A recent International Energy Agency (IEA) report on energy and air pollution, ‘World energy outlook’ (WEO), estimated that air pollution causes 6.5 million premature deaths across the world in a year, with India alone being the contributor of 1.6 million premature deaths, almost a fourth of the total.
Though no country across the globe has been able to solve the problem of air pollution completely, the impacts are fast growing in Asia.
According to a recent International Energy Agency (IEA) report on energy and air pollution, ‘World energy outlook’ (WEO), air pollution is the fourth largest cause of premature deaths among humans, after high blood pressure, poor diet and smoking.
The International Energy Agency is an autonomous intergovernmental organisation established in 1974, dedicated to focus on energy security, economic development and environmental protection.
As per the estimates, approximately 6.5 million premature deaths per year across the world are a cause of air pollution with more than half of them being reported from India and China together. Nearly 1.6 million people in India die because of air pollution every year.
Biomass is still traditionally used for cooking purposes in many parts of India and is a major cause of air pollution. Along with this, two coal-fired power plants in Badarpur and Rajghat (districts in New Delhi, the Indian capital) are the main sources of PM 2.5 fine particules emissions in Delhi.
According to the report, energy production and use mostly from unregulated, poorly regulated and inefficient fuel combustion are the most common man-made sources of key air pollution.
The report also highlighted links between energy, air pollution and health and estimated that no country is immune to air pollution as 80 pc of world cities that monitor air pollution levels fail to meet the air quality standards set by World Health Organisation (WHO).
The green road?
The Indian government has taken some recent measures to curb pollution, particularly in the power sector, but the prevention measures are more often offset by strong growth in emissions from industry and transportation sector.
The number of deaths due to household pollution is more than the deaths due to outdoor air pollution, but according to the study, the trend will reverse in 2040, as more and more people would be able to access relatively cleaner cooking gas and electricity by then.
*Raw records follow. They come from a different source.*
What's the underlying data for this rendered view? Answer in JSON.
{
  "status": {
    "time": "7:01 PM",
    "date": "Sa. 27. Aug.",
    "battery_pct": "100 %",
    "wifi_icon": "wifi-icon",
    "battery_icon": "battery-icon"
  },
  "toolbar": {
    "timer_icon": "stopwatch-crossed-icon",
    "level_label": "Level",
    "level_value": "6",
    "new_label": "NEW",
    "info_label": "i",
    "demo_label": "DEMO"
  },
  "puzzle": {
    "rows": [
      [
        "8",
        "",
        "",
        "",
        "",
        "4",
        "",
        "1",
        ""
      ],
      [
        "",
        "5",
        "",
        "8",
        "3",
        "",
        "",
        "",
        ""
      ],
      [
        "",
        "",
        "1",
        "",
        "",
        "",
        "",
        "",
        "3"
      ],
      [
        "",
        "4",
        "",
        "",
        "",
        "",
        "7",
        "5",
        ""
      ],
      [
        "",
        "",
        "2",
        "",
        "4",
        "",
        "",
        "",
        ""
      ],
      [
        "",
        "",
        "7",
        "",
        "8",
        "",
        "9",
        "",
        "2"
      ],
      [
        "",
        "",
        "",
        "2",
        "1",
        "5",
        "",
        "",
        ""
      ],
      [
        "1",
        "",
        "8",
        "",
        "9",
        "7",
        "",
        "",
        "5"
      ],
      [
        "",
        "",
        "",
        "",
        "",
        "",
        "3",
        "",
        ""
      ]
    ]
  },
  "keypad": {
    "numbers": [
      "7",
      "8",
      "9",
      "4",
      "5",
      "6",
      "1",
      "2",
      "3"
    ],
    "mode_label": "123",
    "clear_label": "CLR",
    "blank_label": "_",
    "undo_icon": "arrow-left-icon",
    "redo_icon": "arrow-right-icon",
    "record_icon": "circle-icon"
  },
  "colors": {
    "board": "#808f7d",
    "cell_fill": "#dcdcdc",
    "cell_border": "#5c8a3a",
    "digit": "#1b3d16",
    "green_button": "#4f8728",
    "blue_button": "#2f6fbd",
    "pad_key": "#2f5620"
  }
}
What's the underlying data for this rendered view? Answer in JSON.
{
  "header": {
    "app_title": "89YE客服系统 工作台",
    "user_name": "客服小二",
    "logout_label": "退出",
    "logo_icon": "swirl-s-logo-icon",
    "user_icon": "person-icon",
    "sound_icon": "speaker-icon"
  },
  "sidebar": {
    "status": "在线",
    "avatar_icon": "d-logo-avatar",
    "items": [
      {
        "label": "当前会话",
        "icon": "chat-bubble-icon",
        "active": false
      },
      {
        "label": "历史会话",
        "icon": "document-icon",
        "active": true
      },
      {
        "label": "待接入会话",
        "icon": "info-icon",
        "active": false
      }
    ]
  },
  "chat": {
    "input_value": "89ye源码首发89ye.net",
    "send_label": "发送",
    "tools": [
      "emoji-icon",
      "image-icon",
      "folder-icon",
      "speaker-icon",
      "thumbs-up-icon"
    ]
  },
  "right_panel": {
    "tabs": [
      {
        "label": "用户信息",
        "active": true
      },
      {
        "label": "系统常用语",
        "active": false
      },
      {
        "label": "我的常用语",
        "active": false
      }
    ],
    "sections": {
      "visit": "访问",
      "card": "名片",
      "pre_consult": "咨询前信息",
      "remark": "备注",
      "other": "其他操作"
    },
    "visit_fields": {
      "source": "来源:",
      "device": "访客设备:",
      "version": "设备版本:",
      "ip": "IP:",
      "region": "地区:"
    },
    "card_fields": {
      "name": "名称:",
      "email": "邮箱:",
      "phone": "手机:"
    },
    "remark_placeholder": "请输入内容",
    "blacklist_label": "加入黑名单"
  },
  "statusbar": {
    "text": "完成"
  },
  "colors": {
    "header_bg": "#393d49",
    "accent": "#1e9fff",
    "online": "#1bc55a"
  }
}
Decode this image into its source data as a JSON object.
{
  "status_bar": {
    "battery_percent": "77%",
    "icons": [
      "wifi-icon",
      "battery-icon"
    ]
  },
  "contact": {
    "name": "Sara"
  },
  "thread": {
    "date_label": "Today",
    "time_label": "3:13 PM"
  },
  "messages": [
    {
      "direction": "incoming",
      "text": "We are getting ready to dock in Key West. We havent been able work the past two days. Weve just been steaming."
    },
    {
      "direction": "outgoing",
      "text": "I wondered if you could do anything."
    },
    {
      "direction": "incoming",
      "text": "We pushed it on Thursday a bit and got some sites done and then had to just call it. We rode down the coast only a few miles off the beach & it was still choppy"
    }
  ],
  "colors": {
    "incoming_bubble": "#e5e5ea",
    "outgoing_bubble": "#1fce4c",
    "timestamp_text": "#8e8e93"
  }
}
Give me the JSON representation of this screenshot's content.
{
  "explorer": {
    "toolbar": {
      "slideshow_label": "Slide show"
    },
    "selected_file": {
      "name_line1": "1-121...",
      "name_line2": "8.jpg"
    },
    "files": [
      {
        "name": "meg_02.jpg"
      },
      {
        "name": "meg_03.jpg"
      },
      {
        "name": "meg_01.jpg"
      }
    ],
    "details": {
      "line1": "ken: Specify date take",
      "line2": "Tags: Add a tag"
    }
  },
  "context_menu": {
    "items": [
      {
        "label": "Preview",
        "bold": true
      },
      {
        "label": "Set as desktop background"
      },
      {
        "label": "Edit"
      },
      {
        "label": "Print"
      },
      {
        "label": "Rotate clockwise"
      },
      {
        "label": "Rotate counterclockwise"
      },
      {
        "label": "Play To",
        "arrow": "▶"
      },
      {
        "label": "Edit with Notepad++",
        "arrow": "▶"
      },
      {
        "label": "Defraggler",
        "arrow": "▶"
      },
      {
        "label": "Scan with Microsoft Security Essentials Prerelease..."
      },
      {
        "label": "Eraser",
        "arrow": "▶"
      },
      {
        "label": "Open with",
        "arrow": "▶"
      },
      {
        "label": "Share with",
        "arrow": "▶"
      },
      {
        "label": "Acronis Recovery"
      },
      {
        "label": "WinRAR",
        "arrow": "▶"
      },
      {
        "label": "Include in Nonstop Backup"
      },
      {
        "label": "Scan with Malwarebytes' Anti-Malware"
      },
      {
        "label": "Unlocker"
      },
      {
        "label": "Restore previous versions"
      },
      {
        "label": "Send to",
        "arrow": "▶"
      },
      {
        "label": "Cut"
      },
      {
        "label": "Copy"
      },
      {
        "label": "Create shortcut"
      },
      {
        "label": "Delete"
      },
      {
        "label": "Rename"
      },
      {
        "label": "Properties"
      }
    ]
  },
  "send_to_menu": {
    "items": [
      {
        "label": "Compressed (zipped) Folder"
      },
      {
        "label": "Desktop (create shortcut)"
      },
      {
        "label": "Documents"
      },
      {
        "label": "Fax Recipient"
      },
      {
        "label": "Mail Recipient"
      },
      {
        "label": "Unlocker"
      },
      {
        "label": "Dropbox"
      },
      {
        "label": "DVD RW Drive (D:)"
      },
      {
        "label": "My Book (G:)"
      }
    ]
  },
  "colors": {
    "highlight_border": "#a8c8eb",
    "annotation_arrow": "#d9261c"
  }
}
As per the report, global deaths will increase significantly touching 7.5 million by 2040, unless the energy sector responsible for the majority of air pollution takes greater action to curb emissions. However, around 7 pc increase in clean energy investment can save over 3 million lives by 2040.